> administrator, when logging in via a local socket that indicates
> reliably that the DB client is the superuser (e.g., SO_PEERCRED in
> Linux), to not need a password. As implemented, my suggestion allows
> root to log in as any user.
> The rationale is that the system administrator can do anything on the
> server (including manual edits to the DB files) anyway; thus, every
> user already implicitly trusts that user with their data.
> This will simplify DB administration on several levels, but most
> conspicuously because a lost DB admin password will no longer
> necessitate the awkward one-time-init-file recovery method.
> Would MariaDB be interested in this proposal?

We totally agree with your rationale.

This is why MariaDB packages in Debian had password-less root login for
a few years now.

It caused some complains from users who expected to be able to login as
root without sudo, by specifying a password.

Other complained that if MariaDB is installed locally, not system-wide,
one should not need sudo to login as root (there's a debian bug report
about it).

These issues were fixed in 10.4. And now in MariaDB-10.4 by default
creates two accounts that allow both SO_PEERCRED-based and
password-based logins. For the root user and for the owner of the
datadir. With the rationale, exactly, that these two local users have
access to all the data anyway.

It was https://jira.mariadb.org/browse/MDEV-12484 - implemented in 10.4.3.

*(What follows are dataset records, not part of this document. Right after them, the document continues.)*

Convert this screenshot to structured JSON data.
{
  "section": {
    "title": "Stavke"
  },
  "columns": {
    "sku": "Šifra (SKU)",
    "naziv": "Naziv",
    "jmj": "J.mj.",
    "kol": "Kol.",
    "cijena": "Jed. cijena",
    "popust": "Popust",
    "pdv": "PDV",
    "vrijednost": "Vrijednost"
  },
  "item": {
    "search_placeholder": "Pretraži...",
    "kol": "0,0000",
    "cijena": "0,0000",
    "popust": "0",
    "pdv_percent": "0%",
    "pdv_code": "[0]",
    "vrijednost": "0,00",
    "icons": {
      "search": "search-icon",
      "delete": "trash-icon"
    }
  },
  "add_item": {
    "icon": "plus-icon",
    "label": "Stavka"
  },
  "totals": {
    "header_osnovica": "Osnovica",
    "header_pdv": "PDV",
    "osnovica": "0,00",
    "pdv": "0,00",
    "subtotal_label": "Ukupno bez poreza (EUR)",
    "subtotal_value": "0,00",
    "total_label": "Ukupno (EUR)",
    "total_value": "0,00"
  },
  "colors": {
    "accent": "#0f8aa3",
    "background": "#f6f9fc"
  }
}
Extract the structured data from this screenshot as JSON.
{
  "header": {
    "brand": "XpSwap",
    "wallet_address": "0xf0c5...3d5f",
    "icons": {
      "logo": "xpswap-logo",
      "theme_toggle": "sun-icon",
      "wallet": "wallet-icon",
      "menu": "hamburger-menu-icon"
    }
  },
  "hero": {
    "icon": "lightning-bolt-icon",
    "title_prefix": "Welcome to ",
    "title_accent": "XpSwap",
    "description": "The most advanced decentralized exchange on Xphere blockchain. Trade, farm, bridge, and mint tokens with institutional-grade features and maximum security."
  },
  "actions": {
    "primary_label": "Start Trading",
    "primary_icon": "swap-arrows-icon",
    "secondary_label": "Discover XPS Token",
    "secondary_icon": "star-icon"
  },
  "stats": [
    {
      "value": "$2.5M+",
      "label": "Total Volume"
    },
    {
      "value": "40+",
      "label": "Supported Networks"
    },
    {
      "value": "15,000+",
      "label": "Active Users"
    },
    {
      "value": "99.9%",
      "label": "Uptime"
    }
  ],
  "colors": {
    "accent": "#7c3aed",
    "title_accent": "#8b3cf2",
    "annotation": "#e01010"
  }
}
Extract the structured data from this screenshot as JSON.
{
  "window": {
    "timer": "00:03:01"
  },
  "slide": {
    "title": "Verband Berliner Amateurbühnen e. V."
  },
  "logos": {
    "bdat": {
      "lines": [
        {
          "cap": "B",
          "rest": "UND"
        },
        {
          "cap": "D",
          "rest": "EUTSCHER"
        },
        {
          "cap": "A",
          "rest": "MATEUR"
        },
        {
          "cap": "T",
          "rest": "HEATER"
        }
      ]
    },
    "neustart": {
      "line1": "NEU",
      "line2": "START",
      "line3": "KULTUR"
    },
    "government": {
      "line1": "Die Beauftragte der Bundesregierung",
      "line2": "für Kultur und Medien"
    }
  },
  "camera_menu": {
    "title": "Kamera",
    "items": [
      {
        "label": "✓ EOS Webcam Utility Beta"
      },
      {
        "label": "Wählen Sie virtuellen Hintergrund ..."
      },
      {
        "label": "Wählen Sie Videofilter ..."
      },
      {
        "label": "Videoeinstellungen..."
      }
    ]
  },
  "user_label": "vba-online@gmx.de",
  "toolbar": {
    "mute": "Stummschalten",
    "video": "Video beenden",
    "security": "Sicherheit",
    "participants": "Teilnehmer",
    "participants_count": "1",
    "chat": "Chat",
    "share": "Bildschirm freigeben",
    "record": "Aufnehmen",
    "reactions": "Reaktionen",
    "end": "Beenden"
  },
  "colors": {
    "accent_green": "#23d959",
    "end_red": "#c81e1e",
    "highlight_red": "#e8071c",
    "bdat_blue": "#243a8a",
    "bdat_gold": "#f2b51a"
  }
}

It does not allow root to log in as any user though, only as root.

Chief Architect MariaDB
and security@xxxxxxxxxxx